At the same time, Taipei declared the termination of its diplomatic relations with Solomon Islands with immediate effect, the end of all bilateral cooperative projects, as well as the recall of the staff of its Embassy, technical mission, and medical mission stationed in Solomon Islands.
“The Taiwan government also demands that Solomon Islands immediately recall its government personnel from Taiwan,” a statement Taiwan’s Foreign Affairs ministry issued, said.
It’s also expected that 125 Solomon Islanders currently studying in Taiwan under fully funded Taiwanese scholarships will be sent back home, according to Taiwanese officials.
Some have just left last month.
“Taiwan believes that the majority of the Solomon Islanders will find the decision unacceptable since it completely lacks credibility.”
Taipei also hits out at Beijing.

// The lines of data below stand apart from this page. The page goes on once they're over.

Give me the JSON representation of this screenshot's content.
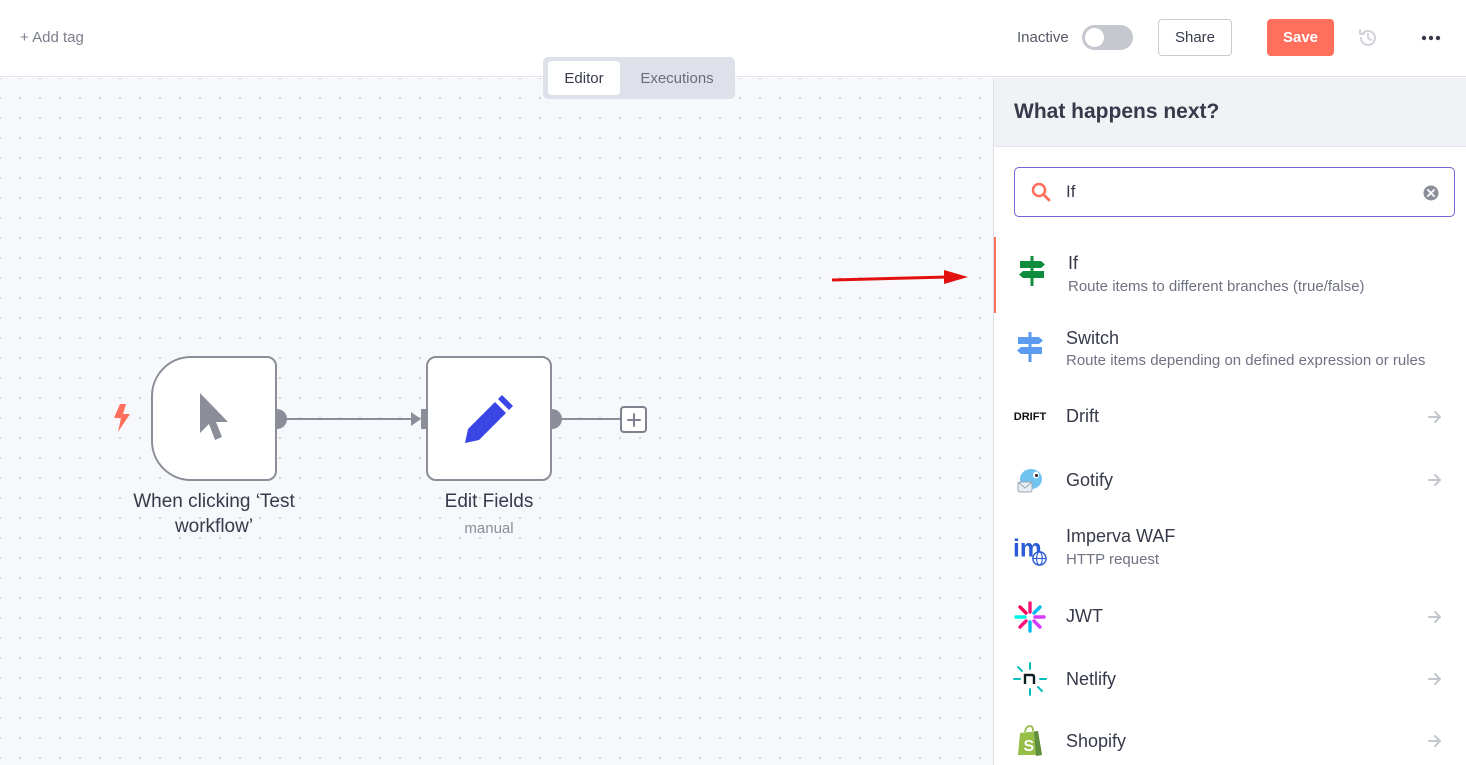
{
  "header": {
    "add_tag": "+ Add tag",
    "active_label": "Inactive",
    "active_state": false,
    "share_label": "Share",
    "save_label": "Save"
  },
  "tabs": [
    {
      "label": "Editor",
      "active": true
    },
    {
      "label": "Executions",
      "active": false
    }
  ],
  "workflow": {
    "nodes": [
      {
        "title": "When clicking ‘Test workflow’",
        "subtitle": ""
      },
      {
        "title": "Edit Fields",
        "subtitle": "manual"
      }
    ]
  },
  "panel": {
    "title": "What happens next?",
    "search_value": "If",
    "items": [
      {
        "name": "If",
        "description": "Route items to different branches (true/false)",
        "icon": "signpost-icon",
        "selected": true
      },
      {
        "name": "Switch",
        "description": "Route items depending on defined expression or rules",
        "icon": "signpost-icon",
        "selected": false
      },
      {
        "name": "Drift",
        "description": "",
        "icon": "drift-logo-icon",
        "selected": false
      },
      {
        "name": "Gotify",
        "description": "",
        "icon": "gotify-logo-icon",
        "selected": false
      },
      {
        "name": "Imperva WAF",
        "description": "HTTP request",
        "icon": "imperva-logo-icon",
        "selected": false
      },
      {
        "name": "JWT",
        "description": "",
        "icon": "jwt-logo-icon",
        "selected": false
      },
      {
        "name": "Netlify",
        "description": "",
        "icon": "netlify-logo-icon",
        "selected": false
      },
      {
        "name": "Shopify",
        "description": "",
        "icon": "shopify-logo-icon",
        "selected": false
      }
    ],
    "drift_logo_text": "DRIFT"
  },
  "colors": {
    "accent": "#ff6f5c",
    "search_border": "#7b61d6",
    "edit_icon": "#3b45e6",
    "if_icon": "#0f8d3e",
    "switch_icon": "#5b9bf0",
    "annotation_arrow": "#e31010"
  }
}
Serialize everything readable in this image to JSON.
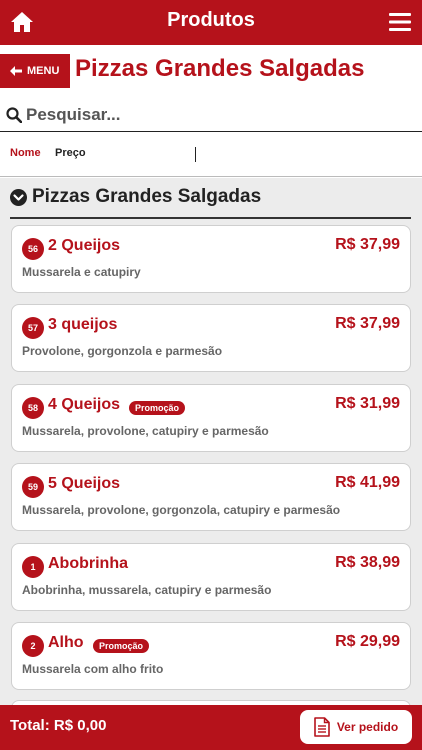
{
  "header": {
    "title": "Produtos",
    "home_icon": "home-icon",
    "menu_icon": "hamburger-menu-icon"
  },
  "nav": {
    "back_label": "MENU",
    "page_title": "Pizzas Grandes Salgadas"
  },
  "search": {
    "placeholder": "Pesquisar...",
    "value": ""
  },
  "sort": {
    "nome_label": "Nome",
    "preco_label": "Preço"
  },
  "section": {
    "title": "Pizzas Grandes Salgadas"
  },
  "products": [
    {
      "number": "56",
      "name": "2 Queijos",
      "promo": "",
      "price": "R$ 37,99",
      "description": "Mussarela e catupiry"
    },
    {
      "number": "57",
      "name": "3 queijos",
      "promo": "",
      "price": "R$ 37,99",
      "description": "Provolone, gorgonzola e parmesão"
    },
    {
      "number": "58",
      "name": "4 Queijos",
      "promo": "Promoção",
      "price": "R$ 31,99",
      "description": "Mussarela, provolone, catupiry e parmesão"
    },
    {
      "number": "59",
      "name": "5 Queijos",
      "promo": "",
      "price": "R$ 41,99",
      "description": "Mussarela, provolone, gorgonzola, catupiry e parmesão"
    },
    {
      "number": "1",
      "name": "Abobrinha",
      "promo": "",
      "price": "R$ 38,99",
      "description": "Abobrinha, mussarela, catupiry e parmesão"
    },
    {
      "number": "2",
      "name": "Alho",
      "promo": "Promoção",
      "price": "R$ 29,99",
      "description": "Mussarela com alho frito"
    }
  ],
  "footer": {
    "total_label": "Total: R$ 0,00",
    "order_button": "Ver pedido"
  },
  "colors": {
    "brand_red": "#b5121b",
    "list_background": "#ececec"
  }
}
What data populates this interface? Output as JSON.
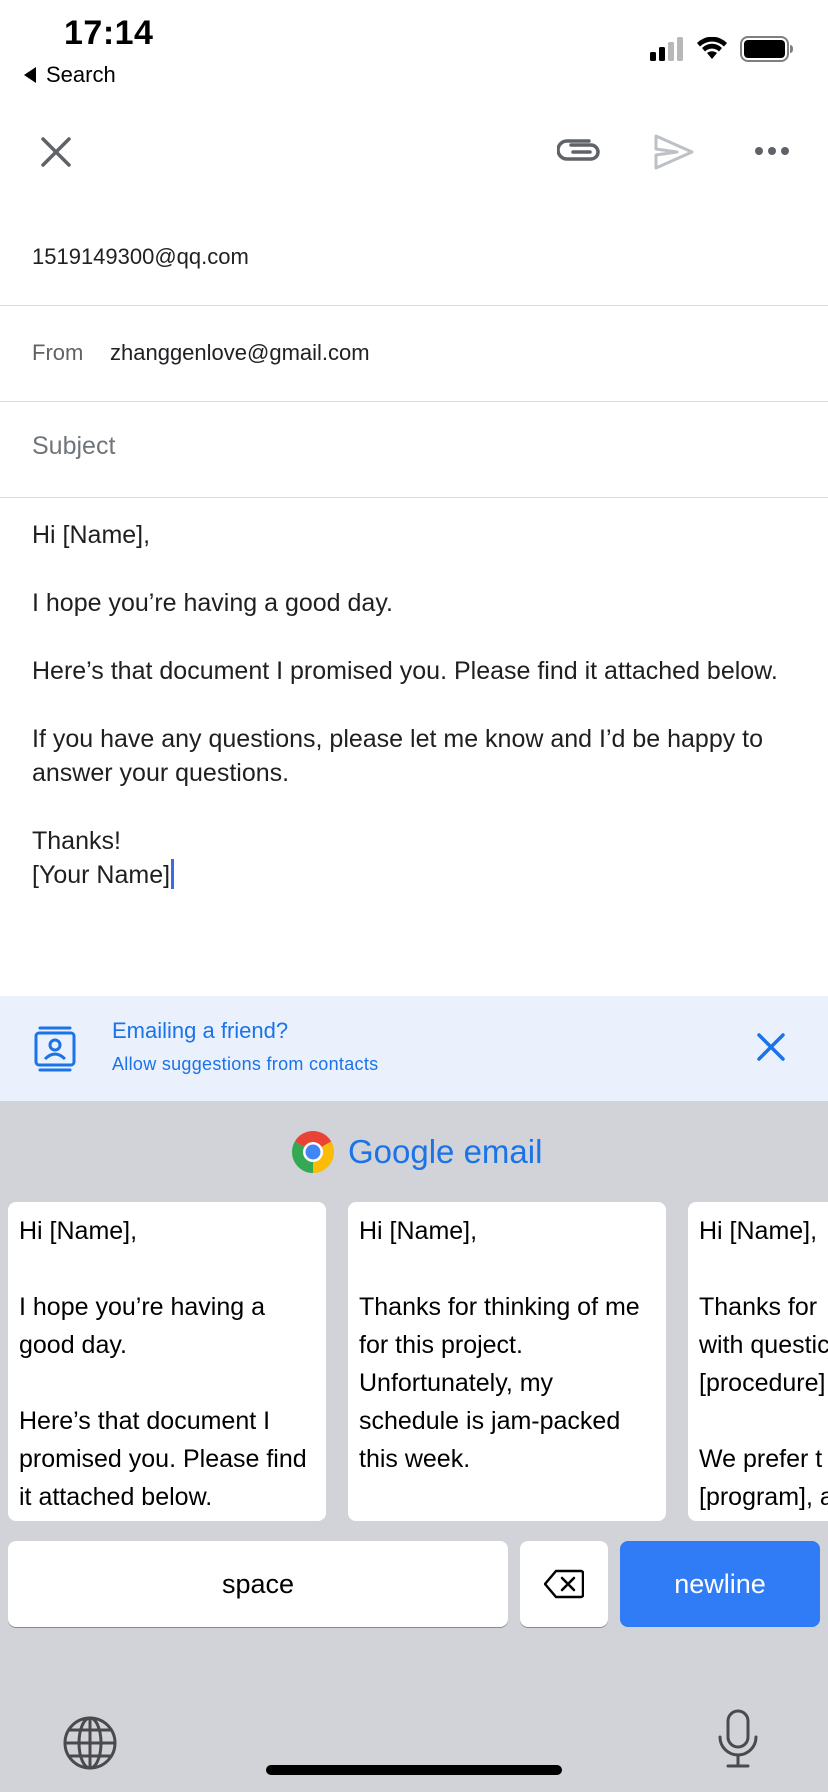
{
  "status_bar": {
    "time": "17:14",
    "back_app": "Search",
    "icons": [
      "signal-icon",
      "wifi-icon",
      "battery-icon"
    ]
  },
  "toolbar": {
    "close_icon": "close-icon",
    "attach_icon": "paperclip-icon",
    "send_icon": "send-icon",
    "more_icon": "more-horizontal-icon"
  },
  "compose": {
    "to": "1519149300@qq.com",
    "from_label": "From",
    "from_value": "zhanggenlove@gmail.com",
    "subject_placeholder": "Subject",
    "body": {
      "greeting": "Hi [Name],",
      "line1": "I hope you’re having a good day.",
      "line2": "Here’s that document I promised you. Please find it attached below.",
      "line3": "If you have any questions, please let me know and I’d be happy to answer your questions.",
      "signoff": "Thanks!",
      "signature": "[Your Name]"
    }
  },
  "suggestion_banner": {
    "title": "Emailing a friend?",
    "subtitle": "Allow suggestions from contacts"
  },
  "keyboard": {
    "title": "Google email",
    "cards": [
      {
        "text": "Hi [Name],\n\nI hope you’re having a good day.\n\nHere’s that document I promised you. Please find it attached below."
      },
      {
        "text": "Hi [Name],\n\nThanks for thinking of me for this project. Unfortunately, my schedule is jam-packed this week."
      },
      {
        "text": "Hi [Name],\n\nThanks for\nwith questic\n[procedure]\n\nWe prefer t\n[program], a"
      }
    ],
    "space_label": "space",
    "newline_label": "newline"
  },
  "colors": {
    "accent": "#1a73e8",
    "banner_bg": "#eaf1fc",
    "keyboard_bg": "#d1d3d9",
    "newline_key": "#2f7cf6"
  }
}
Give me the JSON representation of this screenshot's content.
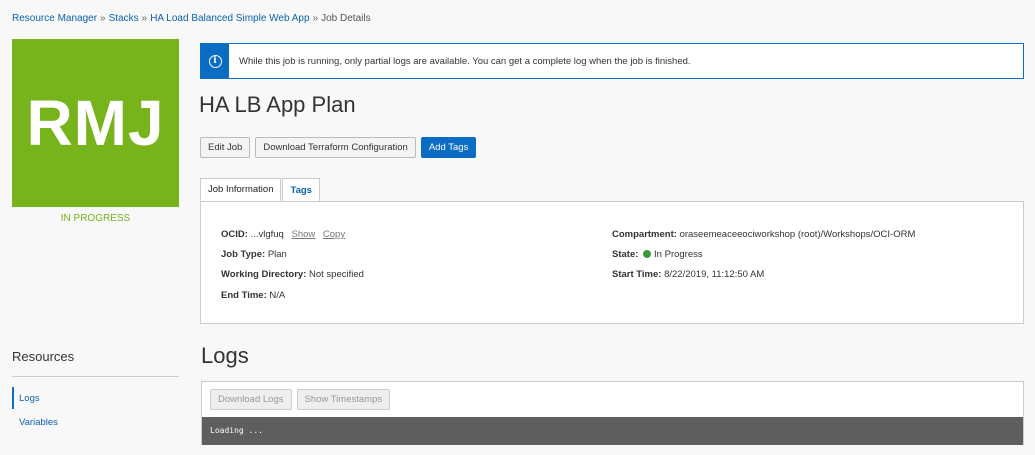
{
  "breadcrumb": {
    "items": [
      "Resource Manager",
      "Stacks",
      "HA Load Balanced Simple Web App"
    ],
    "current": "Job Details",
    "separator": "»"
  },
  "tile": {
    "text": "RMJ",
    "color": "#77b41c",
    "status": "IN PROGRESS"
  },
  "banner": {
    "icon": "info-icon",
    "message": "While this job is running, only partial logs are available. You can get a complete log when the job is finished."
  },
  "title": "HA LB App Plan",
  "actions": {
    "edit": "Edit Job",
    "download": "Download Terraform Configuration",
    "add_tags": "Add Tags"
  },
  "tabs": {
    "job_info": "Job Information",
    "tags": "Tags"
  },
  "job_info": {
    "ocid_label": "OCID:",
    "ocid_value": "...vlgfuq",
    "ocid_show": "Show",
    "ocid_copy": "Copy",
    "job_type_label": "Job Type:",
    "job_type_value": "Plan",
    "working_dir_label": "Working Directory:",
    "working_dir_value": "Not specified",
    "end_time_label": "End Time:",
    "end_time_value": "N/A",
    "compartment_label": "Compartment:",
    "compartment_value": "oraseemeaceeociworkshop (root)/Workshops/OCI-ORM",
    "state_label": "State:",
    "state_value": "In Progress",
    "start_time_label": "Start Time:",
    "start_time_value": "8/22/2019, 11:12:50 AM"
  },
  "resources": {
    "title": "Resources",
    "items": [
      "Logs",
      "Variables"
    ]
  },
  "logs": {
    "title": "Logs",
    "download": "Download Logs",
    "timestamps": "Show Timestamps",
    "console_text": "Loading ..."
  }
}
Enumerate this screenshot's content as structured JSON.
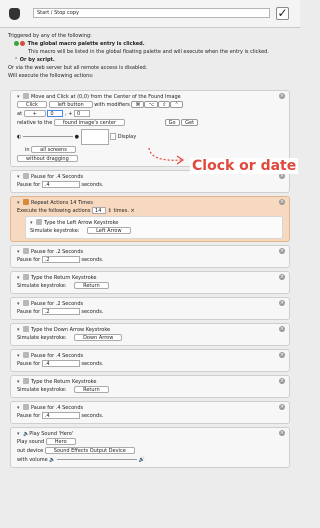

“The government of China has once again resorted to dollar diplomacy and false promises of large amounts of foreign assistance to buy off a small number of politicians, so as to ensure that the government of Solomon Islands adopted a resolution to terminate relations with Taiwan before China’s National Day on 01 October.
“Beijing’s purpose is to diminish Taiwan’s international presence, hurt the Taiwanese people, and gradually suppress and eliminate Taiwan’s sovereignty.
“It is absolutely evident that China, through this case, deliberately seeks to influence Taiwan’s upcoming presidential and legislative elections.
“The government strongly condemns China’s attempts to suppress Taiwan, and calls on the people of Taiwan to continue to uphold our national sovereignty, champion the principles of freedom and democracy, reach out to the international community, and serve as a force for good in the world.
“Taiwan has never capitulated under any setback in the international arena.
“Nor has it ever been defeated by any attempt at suppression.
“The more challenges Taiwan has faced, the more determined it has become.
“Taiwan has shown the international community that, faced with the expansionism of authoritarian regimes, will stand firm on the frontlines of democracy and remain staunchly committed to serving as an example to the world.
“The government of Taiwan solemnly urges the international community to recognise China’s continued efforts to expand its authoritarianism, set debt traps for other countries, and fulfil its strategic goals and gain influence in the Indo-Pacific region through a wide array of aggressive actions.
“Free and democratic countries have no alternative but to unite together to maintain a free, open, stable and prosperous Indo-Pacific, and jointly defend the shared values of democracy and human rights.”....PACNEWS